The docu-drama Miss HIV unearths the international conflict of HIV/Aids policies while following the journey of two simple HIV- positive women who enter the contest.
The documentary highlights the international controversies over the prioritisation of abstinence, faithfulness and use of condoms in fighting the HIV pandemic.
Elizabeth Ramolale, one of the women, sees that African nations are dying and she wants to break the stigma that keeps it hidden.
Jim Hanon, the director who is also behind American Ethnographic Media which put together the docu-drama, follows the HIV/Aids story right from its early days. He uses Ramolale, from Botswana, in southern Africa to tell the story of stigma and humiliation and why coming out to live positively as examples could serve to deal with the scourge.

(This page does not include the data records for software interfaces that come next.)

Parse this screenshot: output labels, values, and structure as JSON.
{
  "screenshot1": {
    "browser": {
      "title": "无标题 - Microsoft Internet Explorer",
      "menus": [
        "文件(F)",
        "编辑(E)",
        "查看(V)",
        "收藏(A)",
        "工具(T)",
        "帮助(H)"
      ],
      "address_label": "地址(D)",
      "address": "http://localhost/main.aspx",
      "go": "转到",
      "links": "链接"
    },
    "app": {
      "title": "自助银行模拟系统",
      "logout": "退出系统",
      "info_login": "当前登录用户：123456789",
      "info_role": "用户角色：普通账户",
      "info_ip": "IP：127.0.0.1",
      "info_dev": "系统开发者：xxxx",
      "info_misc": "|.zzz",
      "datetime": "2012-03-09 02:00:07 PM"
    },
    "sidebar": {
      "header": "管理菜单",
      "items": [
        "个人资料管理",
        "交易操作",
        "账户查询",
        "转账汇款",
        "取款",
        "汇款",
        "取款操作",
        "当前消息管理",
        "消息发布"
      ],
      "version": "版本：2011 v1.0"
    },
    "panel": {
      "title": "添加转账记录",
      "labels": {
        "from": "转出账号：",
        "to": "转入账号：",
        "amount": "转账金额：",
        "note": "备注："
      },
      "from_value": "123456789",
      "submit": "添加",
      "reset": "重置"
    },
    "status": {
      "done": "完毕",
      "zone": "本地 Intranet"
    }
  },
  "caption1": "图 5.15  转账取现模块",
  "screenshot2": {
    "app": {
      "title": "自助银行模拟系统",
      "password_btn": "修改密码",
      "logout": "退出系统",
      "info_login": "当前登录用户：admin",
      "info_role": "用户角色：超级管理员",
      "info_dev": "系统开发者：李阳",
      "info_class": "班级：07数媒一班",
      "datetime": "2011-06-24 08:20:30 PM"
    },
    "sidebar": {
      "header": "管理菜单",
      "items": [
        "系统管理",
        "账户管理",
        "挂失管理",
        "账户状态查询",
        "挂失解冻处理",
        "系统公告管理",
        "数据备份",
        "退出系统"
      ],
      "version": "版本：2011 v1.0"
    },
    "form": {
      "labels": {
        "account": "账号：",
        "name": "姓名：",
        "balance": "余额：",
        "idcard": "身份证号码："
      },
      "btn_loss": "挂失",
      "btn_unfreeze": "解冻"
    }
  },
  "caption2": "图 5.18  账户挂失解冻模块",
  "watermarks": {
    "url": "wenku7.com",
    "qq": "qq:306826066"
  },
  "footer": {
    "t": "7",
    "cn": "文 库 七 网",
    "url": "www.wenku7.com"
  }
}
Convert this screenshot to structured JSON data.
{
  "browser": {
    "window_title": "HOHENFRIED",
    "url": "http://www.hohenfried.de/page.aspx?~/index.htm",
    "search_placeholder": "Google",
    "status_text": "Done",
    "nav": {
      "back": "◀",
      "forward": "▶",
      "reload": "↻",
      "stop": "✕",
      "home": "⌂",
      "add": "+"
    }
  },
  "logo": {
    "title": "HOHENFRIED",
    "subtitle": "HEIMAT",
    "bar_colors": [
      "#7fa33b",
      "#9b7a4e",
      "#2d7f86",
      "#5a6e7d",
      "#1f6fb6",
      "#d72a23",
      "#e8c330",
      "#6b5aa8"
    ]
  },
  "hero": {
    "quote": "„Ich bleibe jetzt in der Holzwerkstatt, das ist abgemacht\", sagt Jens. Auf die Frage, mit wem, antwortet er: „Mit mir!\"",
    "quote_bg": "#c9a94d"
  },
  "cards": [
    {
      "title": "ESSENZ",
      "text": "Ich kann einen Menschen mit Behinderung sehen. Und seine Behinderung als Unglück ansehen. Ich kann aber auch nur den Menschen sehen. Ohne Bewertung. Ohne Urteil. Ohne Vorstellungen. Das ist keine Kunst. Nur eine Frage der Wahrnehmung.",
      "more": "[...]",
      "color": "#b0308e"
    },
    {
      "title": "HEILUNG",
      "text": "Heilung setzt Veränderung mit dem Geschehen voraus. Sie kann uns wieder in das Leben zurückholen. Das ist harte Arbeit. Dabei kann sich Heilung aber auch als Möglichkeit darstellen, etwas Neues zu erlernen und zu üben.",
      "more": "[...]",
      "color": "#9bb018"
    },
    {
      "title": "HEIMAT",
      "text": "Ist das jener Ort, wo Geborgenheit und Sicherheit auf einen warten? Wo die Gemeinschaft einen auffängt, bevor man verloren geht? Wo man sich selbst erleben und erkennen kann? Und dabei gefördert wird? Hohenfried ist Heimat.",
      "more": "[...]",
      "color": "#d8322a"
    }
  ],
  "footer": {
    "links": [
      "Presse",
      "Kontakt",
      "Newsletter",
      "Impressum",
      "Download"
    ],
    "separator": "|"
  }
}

Hanon, who also follows Uganda's success story that is now rather shaky, manages to weave a strong story without dramatising the core issue – HIV/Aids. To bring out the story more vividly, Hanon makes a comparison of what is happening in Botswana where half of all pregnant women have HIV, against Uganda which has experienced the largest reduction of new infections ever recorded. Unlike any movie you've watched on HIV, the story takes you backstage to the Miss HIV pageant and behind the curtains on what is really happening in the battle against a virus that is now the leading killer of people under 60 worldwide.
Plus, he keeps count of the different stories through visits to different countries, knotting the story with good research and interviews with relevant authorities on the subject like Professor Edward Green of the Harvard Centre for Population and Development Studies who captured the HIV/Aids story while in Uganda during the early years of its prevalence, Dr Norman Hearst, a professor of Family Medicine and epidemiology at the University of California and the views of Aids activist Beatrice Were, Youth Pastor Martin Ssempa and Bill and Melinda Gates at the Toronto Aids conference and Janet Museveni who alongside the president played a central role in promoting the fight against the scourge.